Task: Rewrite the full material exactly; no line may be skipped.

Records provided:
"""
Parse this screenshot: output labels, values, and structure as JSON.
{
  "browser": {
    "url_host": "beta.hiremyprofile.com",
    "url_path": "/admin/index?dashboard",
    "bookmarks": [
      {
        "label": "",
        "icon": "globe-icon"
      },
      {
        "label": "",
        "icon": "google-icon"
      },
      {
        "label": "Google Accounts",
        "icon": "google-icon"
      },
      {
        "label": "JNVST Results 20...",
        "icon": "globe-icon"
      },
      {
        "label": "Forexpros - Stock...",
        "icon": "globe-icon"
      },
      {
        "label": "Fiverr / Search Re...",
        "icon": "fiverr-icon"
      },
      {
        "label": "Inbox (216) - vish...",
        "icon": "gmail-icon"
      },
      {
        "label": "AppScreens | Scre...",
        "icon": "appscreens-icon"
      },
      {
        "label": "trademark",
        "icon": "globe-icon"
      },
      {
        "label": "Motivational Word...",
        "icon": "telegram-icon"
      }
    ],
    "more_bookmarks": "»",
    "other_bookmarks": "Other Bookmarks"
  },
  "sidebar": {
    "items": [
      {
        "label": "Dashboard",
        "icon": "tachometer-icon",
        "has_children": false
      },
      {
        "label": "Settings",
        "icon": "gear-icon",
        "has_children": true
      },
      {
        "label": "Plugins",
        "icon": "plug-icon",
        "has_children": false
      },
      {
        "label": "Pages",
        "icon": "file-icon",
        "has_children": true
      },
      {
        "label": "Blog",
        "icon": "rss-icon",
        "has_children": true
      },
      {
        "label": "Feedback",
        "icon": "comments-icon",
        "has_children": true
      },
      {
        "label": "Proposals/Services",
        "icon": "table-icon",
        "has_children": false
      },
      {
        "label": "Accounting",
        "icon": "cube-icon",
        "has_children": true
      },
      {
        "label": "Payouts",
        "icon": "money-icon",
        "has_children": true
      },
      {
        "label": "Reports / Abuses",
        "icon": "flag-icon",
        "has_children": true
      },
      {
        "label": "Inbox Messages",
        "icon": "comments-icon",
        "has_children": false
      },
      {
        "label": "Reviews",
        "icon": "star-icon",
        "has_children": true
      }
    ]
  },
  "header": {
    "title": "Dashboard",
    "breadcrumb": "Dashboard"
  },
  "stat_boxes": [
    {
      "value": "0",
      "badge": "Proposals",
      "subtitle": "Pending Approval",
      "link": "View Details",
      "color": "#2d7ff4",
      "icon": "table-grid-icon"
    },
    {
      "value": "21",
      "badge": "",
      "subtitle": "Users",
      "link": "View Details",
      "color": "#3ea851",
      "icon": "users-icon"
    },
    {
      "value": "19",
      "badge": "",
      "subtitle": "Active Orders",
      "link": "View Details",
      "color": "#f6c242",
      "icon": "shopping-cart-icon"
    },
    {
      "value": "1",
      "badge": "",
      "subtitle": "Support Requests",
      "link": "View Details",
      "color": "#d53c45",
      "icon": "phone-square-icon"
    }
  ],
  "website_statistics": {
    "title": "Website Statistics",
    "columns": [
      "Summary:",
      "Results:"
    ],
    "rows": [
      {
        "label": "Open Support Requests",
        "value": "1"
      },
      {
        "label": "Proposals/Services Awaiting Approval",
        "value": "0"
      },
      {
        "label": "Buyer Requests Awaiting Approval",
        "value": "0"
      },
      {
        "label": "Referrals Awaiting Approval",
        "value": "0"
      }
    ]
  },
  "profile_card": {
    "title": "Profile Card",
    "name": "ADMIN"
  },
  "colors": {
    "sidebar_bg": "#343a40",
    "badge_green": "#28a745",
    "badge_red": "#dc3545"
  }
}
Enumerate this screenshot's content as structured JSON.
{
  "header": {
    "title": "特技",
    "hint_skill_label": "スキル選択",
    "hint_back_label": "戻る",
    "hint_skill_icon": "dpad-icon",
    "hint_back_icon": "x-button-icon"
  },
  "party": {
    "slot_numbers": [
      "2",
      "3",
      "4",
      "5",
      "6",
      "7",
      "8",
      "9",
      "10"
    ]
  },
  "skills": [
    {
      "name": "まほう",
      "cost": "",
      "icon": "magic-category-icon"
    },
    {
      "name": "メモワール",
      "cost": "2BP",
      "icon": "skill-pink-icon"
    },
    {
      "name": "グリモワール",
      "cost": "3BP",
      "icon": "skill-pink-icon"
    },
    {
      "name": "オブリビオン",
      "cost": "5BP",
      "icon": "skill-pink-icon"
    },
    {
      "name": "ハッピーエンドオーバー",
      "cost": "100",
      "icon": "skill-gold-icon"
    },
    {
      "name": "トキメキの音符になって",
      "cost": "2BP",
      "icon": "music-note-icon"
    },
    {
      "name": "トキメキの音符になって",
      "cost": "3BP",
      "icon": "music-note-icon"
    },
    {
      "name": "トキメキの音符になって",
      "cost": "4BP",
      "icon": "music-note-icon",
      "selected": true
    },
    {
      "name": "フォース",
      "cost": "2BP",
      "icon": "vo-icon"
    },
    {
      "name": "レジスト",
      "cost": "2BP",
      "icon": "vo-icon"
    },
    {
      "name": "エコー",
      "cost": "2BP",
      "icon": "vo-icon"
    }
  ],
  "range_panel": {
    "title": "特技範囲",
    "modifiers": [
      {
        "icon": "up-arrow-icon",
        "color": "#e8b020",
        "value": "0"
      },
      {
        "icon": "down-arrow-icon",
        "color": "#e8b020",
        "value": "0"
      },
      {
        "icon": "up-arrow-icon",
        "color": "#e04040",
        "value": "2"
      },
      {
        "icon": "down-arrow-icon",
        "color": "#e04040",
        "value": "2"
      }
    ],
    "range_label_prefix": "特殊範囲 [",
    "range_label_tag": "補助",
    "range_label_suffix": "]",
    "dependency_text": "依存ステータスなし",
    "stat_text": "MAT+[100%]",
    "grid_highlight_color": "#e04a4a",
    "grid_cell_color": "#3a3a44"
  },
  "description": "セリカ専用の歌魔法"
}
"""
Answer space:
Parse this screenshot: output labels, values, and structure as JSON.
{
  "browser": {
    "url_host": "beta.hiremyprofile.com",
    "url_path": "/admin/index?dashboard",
    "bookmarks": [
      {
        "label": "",
        "icon": "globe-icon"
      },
      {
        "label": "",
        "icon": "google-icon"
      },
      {
        "label": "Google Accounts",
        "icon": "google-icon"
      },
      {
        "label": "JNVST Results 20...",
        "icon": "globe-icon"
      },
      {
        "label": "Forexpros - Stock...",
        "icon": "globe-icon"
      },
      {
        "label": "Fiverr / Search Re...",
        "icon": "fiverr-icon"
      },
      {
        "label": "Inbox (216) - vish...",
        "icon": "gmail-icon"
      },
      {
        "label": "AppScreens | Scre...",
        "icon": "appscreens-icon"
      },
      {
        "label": "trademark",
        "icon": "globe-icon"
      },
      {
        "label": "Motivational Word...",
        "icon": "telegram-icon"
      }
    ],
    "more_bookmarks": "»",
    "other_bookmarks": "Other Bookmarks"
  },
  "sidebar": {
    "items": [
      {
        "label": "Dashboard",
        "icon": "tachometer-icon",
        "has_children": false
      },
      {
        "label": "Settings",
        "icon": "gear-icon",
        "has_children": true
      },
      {
        "label": "Plugins",
        "icon": "plug-icon",
        "has_children": false
      },
      {
        "label": "Pages",
        "icon": "file-icon",
        "has_children": true
      },
      {
        "label": "Blog",
        "icon": "rss-icon",
        "has_children": true
      },
      {
        "label": "Feedback",
        "icon": "comments-icon",
        "has_children": true
      },
      {
        "label": "Proposals/Services",
        "icon": "table-icon",
        "has_children": false
      },
      {
        "label": "Accounting",
        "icon": "cube-icon",
        "has_children": true
      },
      {
        "label": "Payouts",
        "icon": "money-icon",
        "has_children": true
      },
      {
        "label": "Reports / Abuses",
        "icon": "flag-icon",
        "has_children": true
      },
      {
        "label": "Inbox Messages",
        "icon": "comments-icon",
        "has_children": false
      },
      {
        "label": "Reviews",
        "icon": "star-icon",
        "has_children": true
      }
    ]
  },
  "header": {
    "title": "Dashboard",
    "breadcrumb": "Dashboard"
  },
  "stat_boxes": [
    {
      "value": "0",
      "badge": "Proposals",
      "subtitle": "Pending Approval",
      "link": "View Details",
      "color": "#2d7ff4",
      "icon": "table-grid-icon"
    },
    {
      "value": "21",
      "badge": "",
      "subtitle": "Users",
      "link": "View Details",
      "color": "#3ea851",
      "icon": "users-icon"
    },
    {
      "value": "19",
      "badge": "",
      "subtitle": "Active Orders",
      "link": "View Details",
      "color": "#f6c242",
      "icon": "shopping-cart-icon"
    },
    {
      "value": "1",
      "badge": "",
      "subtitle": "Support Requests",
      "link": "View Details",
      "color": "#d53c45",
      "icon": "phone-square-icon"
    }
  ],
  "website_statistics": {
    "title": "Website Statistics",
    "columns": [
      "Summary:",
      "Results:"
    ],
    "rows": [
      {
        "label": "Open Support Requests",
        "value": "1"
      },
      {
        "label": "Proposals/Services Awaiting Approval",
        "value": "0"
      },
      {
        "label": "Buyer Requests Awaiting Approval",
        "value": "0"
      },
      {
        "label": "Referrals Awaiting Approval",
        "value": "0"
      }
    ]
  },
  "profile_card": {
    "title": "Profile Card",
    "name": "ADMIN"
  },
  "colors": {
    "sidebar_bg": "#343a40",
    "badge_green": "#28a745",
    "badge_red": "#dc3545"
  }
}
Enumerate this screenshot's content as structured JSON.
{
  "header": {
    "title": "特技",
    "hint_skill_label": "スキル選択",
    "hint_back_label": "戻る",
    "hint_skill_icon": "dpad-icon",
    "hint_back_icon": "x-button-icon"
  },
  "party": {
    "slot_numbers": [
      "2",
      "3",
      "4",
      "5",
      "6",
      "7",
      "8",
      "9",
      "10"
    ]
  },
  "skills": [
    {
      "name": "まほう",
      "cost": "",
      "icon": "magic-category-icon"
    },
    {
      "name": "メモワール",
      "cost": "2BP",
      "icon": "skill-pink-icon"
    },
    {
      "name": "グリモワール",
      "cost": "3BP",
      "icon": "skill-pink-icon"
    },
    {
      "name": "オブリビオン",
      "cost": "5BP",
      "icon": "skill-pink-icon"
    },
    {
      "name": "ハッピーエンドオーバー",
      "cost": "100",
      "icon": "skill-gold-icon"
    },
    {
      "name": "トキメキの音符になって",
      "cost": "2BP",
      "icon": "music-note-icon"
    },
    {
      "name": "トキメキの音符になって",
      "cost": "3BP",
      "icon": "music-note-icon"
    },
    {
      "name": "トキメキの音符になって",
      "cost": "4BP",
      "icon": "music-note-icon",
      "selected": true
    },
    {
      "name": "フォース",
      "cost": "2BP",
      "icon": "vo-icon"
    },
    {
      "name": "レジスト",
      "cost": "2BP",
      "icon": "vo-icon"
    },
    {
      "name": "エコー",
      "cost": "2BP",
      "icon": "vo-icon"
    }
  ],
  "range_panel": {
    "title": "特技範囲",
    "modifiers": [
      {
        "icon": "up-arrow-icon",
        "color": "#e8b020",
        "value": "0"
      },
      {
        "icon": "down-arrow-icon",
        "color": "#e8b020",
        "value": "0"
      },
      {
        "icon": "up-arrow-icon",
        "color": "#e04040",
        "value": "2"
      },
      {
        "icon": "down-arrow-icon",
        "color": "#e04040",
        "value": "2"
      }
    ],
    "range_label_prefix": "特殊範囲 [",
    "range_label_tag": "補助",
    "range_label_suffix": "]",
    "dependency_text": "依存ステータスなし",
    "stat_text": "MAT+[100%]",
    "grid_highlight_color": "#e04a4a",
    "grid_cell_color": "#3a3a44"
  },
  "description": "セリカ専用の歌魔法"
}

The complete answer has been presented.